In 1995, Joseph and Bronson teamed up to lead McNeese to a 13-0 record before falling to Marshall in the semifinals of the then-1AA playoffs and in 1997, Ayro was a member of the first McNeese team to play for a national championship.
Ayro, Guidry and Hebert were on staff for the 2002 season for McNeese’s second attempt at a national title.
Hebert, now entering his 15th season, is the veteran of the staff and spent several occasions on staff with Bronson, Guidry and Ayro in different years. Ayro and Bronson each had graduate assistantships before venturing off to begin their coaching careers in the high school ranks.
Naghavi, a first team all-conference player in 2007 and 2008, was an offensive line assistant in 2012 before leaving for a two-year stint at the University of Texas. He returned in 2015 as the team’s o-line coach.
And despite this being Joseph’s first full-time coaching job, his knowledge of the game and what he can pass down to the new crop of Cowboys is unmatched.
“I think what it does for us is our credibility (having played at McNeese and played many years in the professional ranks), that the instruction and coaching that we give these kids, our credibility goes a long way because we played the game,” said Joseph. “They (players) see us as young coaches that still have the mindset of playing the game. What it does for us is it helps us have a lot of energy and if feeds down into the young kids of them playing with a lot of energy and practicing with a purpose; practicing to be great and that’s the thing that I really stress to my guys when we’re out there on the field.”
After spending 12 years in the Canadian Football League following a five-year stint in the NFL, the New Iberia native feels right at home.
“When I came back, it was a very warm welcome,” Joseph said. “This is home away from home.”
Having suited up in the blue and gold and winning championships goes a long way when trying to teach the new Pokes the art of being successful.

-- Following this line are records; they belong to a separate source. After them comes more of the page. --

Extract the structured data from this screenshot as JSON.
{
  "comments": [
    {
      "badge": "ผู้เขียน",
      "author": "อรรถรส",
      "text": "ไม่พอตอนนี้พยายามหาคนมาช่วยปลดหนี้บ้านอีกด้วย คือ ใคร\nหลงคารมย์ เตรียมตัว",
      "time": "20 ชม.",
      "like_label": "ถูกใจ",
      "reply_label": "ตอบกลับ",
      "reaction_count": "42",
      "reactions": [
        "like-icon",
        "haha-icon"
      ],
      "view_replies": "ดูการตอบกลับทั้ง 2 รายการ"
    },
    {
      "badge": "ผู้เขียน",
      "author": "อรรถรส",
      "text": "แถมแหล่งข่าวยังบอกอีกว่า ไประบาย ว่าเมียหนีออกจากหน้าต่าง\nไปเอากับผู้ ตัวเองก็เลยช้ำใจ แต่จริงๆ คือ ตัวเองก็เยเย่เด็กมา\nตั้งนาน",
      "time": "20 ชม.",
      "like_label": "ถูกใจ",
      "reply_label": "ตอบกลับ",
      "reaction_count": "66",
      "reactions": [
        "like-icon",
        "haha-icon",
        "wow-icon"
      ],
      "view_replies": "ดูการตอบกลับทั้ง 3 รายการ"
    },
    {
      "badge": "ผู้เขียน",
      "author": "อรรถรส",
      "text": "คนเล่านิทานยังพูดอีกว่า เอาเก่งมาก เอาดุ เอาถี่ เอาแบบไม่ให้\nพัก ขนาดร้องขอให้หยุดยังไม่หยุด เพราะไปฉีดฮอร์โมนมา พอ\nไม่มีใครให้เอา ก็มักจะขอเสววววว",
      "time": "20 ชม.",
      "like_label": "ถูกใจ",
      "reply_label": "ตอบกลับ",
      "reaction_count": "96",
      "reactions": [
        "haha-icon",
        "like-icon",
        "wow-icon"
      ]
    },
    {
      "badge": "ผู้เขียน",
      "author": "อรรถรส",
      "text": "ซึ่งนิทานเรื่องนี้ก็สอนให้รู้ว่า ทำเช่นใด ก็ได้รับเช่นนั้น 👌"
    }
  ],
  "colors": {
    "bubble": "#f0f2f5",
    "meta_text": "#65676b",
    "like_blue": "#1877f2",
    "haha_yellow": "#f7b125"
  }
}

“We try to make them understand what it takes to get on that level,” said Ayro. “As players, having been in those shoes, understand togetherness, hard work, trusting each other. We’re able to give examples. We’re trying to teach them the objectives to winning a conference championship and national championship.
“Coach Guidry is doing a great job of changing the culture by the way the guys think. I think having us on staff we can give them that mental aspect of what it takes to get to that next level and to accomplish another conference title and to make a run at that national championship.”
On September 3, they’ll all be walking down the steps leading into “The Hole” not as the high-achieving students they once were, but now as the high-expectations teachers.
“There’s going to be a lot of emotions, chills,” said Ayro. “I don’t know… tears maybe.”
“I know I’m going to have some nerves, but it’s going to be good,” said Joseph. “The last time I really stepped down on that field in competition was 21 years ago. Now to be able to go out there and compete as a coach, there’s going to be some nervous energy.
“I know it’s going to be a lot of fun to be back in front of the great fans of McNeese and Lake Charles. It’ll be a special moment.”